This is an example of bridge building work that Peter Galison (1998, ch9) referred to as the “trading zone” which often crops up in our discussions due to the interdisciplinary nature of both the group and the topic of culture and cognition.
But returning to the matter at hand; it is rather odd that Bechtel and Craver’s work is discussed here in a seemingly positive fashion whereas elsewhere in the paper Krakauer and colleagues are questioning the causal-interventionist strategy that both Bechtel and Craver defend at great length. I don’t think this is just a simple small oversight either; since Bechtel’s definition given above and endorsed by Krakauer and colleagues is followed in the same paragraph by the claim that emergence entails “downward causation”. Anyone familiar with Bechtel’s work will know that he has argued extensively against downward causation and follows Bill Wimsatt’s (1986, 2007) deflationary approach to emergent properties which renders them entirely compatible with the standard reductionist paradigms in mechanistic neuroscience (in which emergent properties are defined in a tractable manner in regards to how they fail to meet a set of criteria for aggregativity). Indeed, Craver & Bechtel even have a joint paper arguing against downward causation (2007) where they argue that interlevel relations in a mechanism are constitutive and that top-down and bottom-up causes should instead be understood as “mechanistically mediated effects” (also see Craver 2007).

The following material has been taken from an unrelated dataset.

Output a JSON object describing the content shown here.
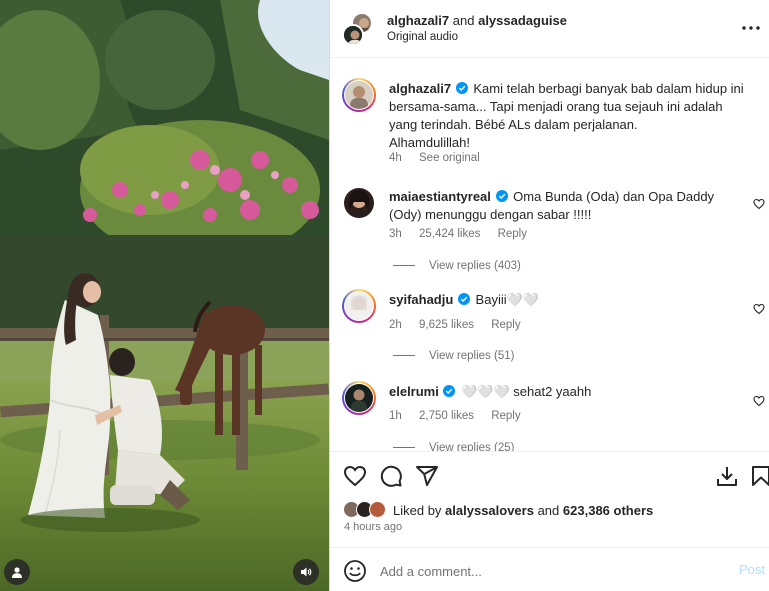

Craver & Bechtel 2007 Top-down causation without top-down causes. Biology & Philosophy 22, 547-563.
Krakauer et al 2017 Neuroscience Needs Behavior: Correcting a Reductionist Bias. Neuron 93, 480-490.
Marr 1982/2010 Vision: A computational Approach. London: MIT Press.

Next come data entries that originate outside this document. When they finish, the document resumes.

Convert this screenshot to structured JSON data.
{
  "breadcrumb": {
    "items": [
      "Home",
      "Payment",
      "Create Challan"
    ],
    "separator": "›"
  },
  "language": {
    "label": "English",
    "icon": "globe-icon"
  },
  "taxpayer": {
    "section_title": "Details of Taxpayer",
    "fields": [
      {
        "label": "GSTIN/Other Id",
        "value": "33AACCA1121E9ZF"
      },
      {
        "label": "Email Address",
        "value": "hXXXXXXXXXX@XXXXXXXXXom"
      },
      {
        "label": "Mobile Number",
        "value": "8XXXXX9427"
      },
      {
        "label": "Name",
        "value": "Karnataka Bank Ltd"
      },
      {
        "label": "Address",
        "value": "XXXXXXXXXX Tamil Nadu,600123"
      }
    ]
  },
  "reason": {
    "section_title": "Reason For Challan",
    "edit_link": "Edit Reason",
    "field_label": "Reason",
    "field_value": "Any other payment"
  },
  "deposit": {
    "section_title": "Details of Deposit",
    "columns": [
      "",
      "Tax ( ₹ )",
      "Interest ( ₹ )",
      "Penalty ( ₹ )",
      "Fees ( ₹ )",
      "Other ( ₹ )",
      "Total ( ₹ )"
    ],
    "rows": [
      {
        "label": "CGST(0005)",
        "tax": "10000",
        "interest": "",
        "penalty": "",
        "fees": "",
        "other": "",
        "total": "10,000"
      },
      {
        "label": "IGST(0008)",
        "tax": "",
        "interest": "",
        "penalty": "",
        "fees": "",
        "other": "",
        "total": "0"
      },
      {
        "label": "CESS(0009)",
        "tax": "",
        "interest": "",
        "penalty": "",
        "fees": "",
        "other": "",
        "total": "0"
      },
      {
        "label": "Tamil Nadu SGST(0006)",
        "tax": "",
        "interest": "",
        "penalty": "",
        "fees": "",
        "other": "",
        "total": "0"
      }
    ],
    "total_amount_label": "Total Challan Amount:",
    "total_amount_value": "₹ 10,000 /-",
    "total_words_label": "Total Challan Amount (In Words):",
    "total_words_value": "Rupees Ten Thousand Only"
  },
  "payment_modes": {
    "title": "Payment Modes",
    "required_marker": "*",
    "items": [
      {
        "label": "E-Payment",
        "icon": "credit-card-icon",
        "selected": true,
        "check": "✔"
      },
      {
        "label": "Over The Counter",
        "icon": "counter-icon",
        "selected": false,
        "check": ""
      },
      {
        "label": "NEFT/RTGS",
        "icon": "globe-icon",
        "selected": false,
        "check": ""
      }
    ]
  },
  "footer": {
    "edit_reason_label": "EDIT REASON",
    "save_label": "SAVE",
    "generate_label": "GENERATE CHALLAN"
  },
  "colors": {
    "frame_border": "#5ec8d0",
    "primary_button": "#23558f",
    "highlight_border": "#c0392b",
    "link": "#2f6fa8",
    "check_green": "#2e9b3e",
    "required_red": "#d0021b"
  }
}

Wimsatt 1986 Forms of Aggregativity. (pp. 259-291) in Donagan et al (eds.) Human Nature and Natural Knowledge: Essays Presented to Marjorie Grene on the Occasion of her Seventy-Fifth Birthday. Boston: D. Reidel Publishing Limited.
Additional interesting links:
One of the topics in the paper concerned the use of VR in neuroscience. For anyone interested in this topic I recommend checking out and the following two articles here and here. And this short video is also quite interesting if one can get past the Matrix allusions.
Also raised was the topic of cognitive archaeology (and here is a nice short video explaining the topic) – in particular the highly interesting Tuscon Garbage project which tests archaeological methods on modern middens in order to test their validity.